Did Wilson really believe that someone he already had shot at least 3 times would be able to tackle him?  Did Wilson, a trained policeman, really believe the only option was to shoot Brown?  Did Wilson panic and cover up his panic by claiming he feared for his life from an unarmed person? 

Wilson, why didn’t you distance yourself from Brown in your V6 engine SUV car!  Wilson says he was trying to buy some time until help arrived.  Moving his car away would have bought some time.  Was Wilson afraid that backing off until help arrived would be seen as being cowardly?  After the shots in his car, Wilson inferred that he was fearful that an unarmed Brown would get away and possibly hurt someone else responding to the scene.  How was an unarmed Brown going to hurt others after already having been shot by Wilson?

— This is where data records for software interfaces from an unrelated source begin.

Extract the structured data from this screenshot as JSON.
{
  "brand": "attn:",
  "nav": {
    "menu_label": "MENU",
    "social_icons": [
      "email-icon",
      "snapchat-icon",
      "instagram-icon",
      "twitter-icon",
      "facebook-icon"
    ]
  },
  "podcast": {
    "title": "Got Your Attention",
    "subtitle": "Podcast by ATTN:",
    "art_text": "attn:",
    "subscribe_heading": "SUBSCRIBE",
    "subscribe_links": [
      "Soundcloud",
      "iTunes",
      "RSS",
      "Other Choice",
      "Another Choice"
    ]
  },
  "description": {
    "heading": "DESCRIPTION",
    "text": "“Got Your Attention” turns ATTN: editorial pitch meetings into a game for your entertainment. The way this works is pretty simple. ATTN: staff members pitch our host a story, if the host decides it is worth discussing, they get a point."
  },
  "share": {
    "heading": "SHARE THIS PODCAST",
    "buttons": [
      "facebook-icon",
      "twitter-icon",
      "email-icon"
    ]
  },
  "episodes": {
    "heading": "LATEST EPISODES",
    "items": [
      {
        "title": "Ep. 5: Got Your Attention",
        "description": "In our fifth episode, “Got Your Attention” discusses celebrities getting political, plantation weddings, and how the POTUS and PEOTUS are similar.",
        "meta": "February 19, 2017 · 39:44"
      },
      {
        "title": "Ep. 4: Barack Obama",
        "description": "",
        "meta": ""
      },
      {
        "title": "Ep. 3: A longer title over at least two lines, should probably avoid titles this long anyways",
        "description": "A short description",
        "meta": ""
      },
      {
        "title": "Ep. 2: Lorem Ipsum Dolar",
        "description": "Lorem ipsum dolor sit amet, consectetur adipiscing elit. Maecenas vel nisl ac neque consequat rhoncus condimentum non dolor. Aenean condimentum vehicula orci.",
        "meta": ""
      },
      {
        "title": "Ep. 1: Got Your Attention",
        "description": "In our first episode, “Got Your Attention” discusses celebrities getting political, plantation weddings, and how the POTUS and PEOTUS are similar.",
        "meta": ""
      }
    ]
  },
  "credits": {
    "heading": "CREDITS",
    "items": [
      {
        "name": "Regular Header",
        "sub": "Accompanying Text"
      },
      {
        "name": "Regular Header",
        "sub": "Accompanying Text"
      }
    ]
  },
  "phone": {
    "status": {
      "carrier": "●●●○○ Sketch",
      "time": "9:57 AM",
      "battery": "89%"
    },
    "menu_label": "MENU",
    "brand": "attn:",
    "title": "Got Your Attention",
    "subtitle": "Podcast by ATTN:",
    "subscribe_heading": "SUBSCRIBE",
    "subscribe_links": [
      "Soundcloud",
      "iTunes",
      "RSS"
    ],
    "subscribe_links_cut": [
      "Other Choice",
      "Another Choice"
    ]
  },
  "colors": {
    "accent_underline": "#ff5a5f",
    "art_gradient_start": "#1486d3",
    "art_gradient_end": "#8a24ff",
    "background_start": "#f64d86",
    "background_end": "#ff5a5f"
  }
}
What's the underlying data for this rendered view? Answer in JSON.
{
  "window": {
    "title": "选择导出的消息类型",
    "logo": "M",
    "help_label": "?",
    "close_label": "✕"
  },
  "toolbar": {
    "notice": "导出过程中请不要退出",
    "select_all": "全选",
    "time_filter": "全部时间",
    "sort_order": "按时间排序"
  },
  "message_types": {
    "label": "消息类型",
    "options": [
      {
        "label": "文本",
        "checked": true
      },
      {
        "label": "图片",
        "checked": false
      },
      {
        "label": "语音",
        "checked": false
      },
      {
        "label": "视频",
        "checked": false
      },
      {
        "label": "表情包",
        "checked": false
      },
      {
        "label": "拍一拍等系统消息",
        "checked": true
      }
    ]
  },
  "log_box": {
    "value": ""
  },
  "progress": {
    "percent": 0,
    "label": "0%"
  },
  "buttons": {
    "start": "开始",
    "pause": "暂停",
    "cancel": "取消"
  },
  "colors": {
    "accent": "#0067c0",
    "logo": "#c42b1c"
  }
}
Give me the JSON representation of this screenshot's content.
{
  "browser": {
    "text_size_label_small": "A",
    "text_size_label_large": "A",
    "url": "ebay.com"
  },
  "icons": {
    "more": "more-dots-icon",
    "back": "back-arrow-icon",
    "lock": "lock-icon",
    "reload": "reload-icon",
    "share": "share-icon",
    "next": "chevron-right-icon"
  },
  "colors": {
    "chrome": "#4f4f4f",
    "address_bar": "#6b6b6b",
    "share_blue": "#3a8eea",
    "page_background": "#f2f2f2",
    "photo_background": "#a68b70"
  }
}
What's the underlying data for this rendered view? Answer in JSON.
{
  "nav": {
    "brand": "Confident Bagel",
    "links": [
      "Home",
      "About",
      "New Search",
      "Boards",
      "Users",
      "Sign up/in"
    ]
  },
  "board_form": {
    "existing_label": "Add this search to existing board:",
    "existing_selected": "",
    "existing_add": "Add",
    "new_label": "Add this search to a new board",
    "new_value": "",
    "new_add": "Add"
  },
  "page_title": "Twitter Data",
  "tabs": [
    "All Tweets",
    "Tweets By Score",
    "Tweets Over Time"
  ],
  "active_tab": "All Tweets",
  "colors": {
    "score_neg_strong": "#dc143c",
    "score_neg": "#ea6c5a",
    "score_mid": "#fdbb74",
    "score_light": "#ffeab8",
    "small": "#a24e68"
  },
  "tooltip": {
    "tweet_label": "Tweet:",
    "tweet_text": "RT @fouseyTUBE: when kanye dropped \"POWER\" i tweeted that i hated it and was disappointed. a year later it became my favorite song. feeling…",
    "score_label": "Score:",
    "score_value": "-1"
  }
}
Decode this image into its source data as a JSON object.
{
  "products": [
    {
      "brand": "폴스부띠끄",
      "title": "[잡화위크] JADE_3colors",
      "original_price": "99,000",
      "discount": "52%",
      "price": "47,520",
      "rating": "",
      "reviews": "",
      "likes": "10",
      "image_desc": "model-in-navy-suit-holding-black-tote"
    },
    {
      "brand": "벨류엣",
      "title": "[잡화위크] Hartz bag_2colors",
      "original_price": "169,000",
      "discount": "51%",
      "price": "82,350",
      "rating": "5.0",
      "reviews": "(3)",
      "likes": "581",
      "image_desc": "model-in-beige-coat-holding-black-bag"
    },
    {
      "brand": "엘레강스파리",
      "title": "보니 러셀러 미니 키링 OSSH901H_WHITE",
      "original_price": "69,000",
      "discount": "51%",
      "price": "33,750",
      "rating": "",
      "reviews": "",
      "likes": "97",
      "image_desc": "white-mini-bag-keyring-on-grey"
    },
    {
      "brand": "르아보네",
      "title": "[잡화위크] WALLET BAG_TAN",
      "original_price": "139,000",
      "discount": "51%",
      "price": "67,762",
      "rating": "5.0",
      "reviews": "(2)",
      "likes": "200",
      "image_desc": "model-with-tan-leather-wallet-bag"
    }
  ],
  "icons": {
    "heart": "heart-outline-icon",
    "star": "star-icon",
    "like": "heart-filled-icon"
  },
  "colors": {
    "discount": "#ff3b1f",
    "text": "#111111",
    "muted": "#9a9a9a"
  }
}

After the shooting Wilson walked back to his SUV police car and turned the engine off.  Wilson was told to drive back to the station alone in another car.  After killing another human being he was not monitored by the police.  Instead he was given the honor system method to police himself while driving back to the police station.  No one monitored what self inflicted injuries he could have made to himself to prove Michael Brown struck him.  The grand jury transcripts showed that Wilson, a supposedly well trained cop, was on the wrong radio channel when initially reporting “shots fired”.  One witness said that after Brown was shot he staggered toward Wilson.  Another witness said Brown stopped turned around and walked towards Wilson.  That witness wondered why Brown didn’t stop approaching Wilson.  Wilson said he backed away from Brown some but as Brown continued towards him chose to stop his retreat and end the encounter by shooting Brown until he was dead. Wilson made a conscious choice of ending the encounter by killing Michael Brown.  Wilson chose the method of encountering Brown initially.  Wilson chose to approach the two men before backup arrived. Wilson chose to pursue unarmed suspects after they ran away.

So he thinks he did the right thing?  As the civil authority in the situation, his poor judgments are partially why the mother and father of Michael Brown are now without their son. 

The Ferguson community grand jury had their chance to properly address the killing.  Now it’s time to put the case into the category of a civil rights crime and carefully review each decision point of Wilson.


All policemen have the right to fear being injured when you enter an unknown situation.  But you also need to avoid giving away all the protections you have from being harmed.  Wilson gave away his protections and helped to elevate the situation into an execution.  Is that doing your job?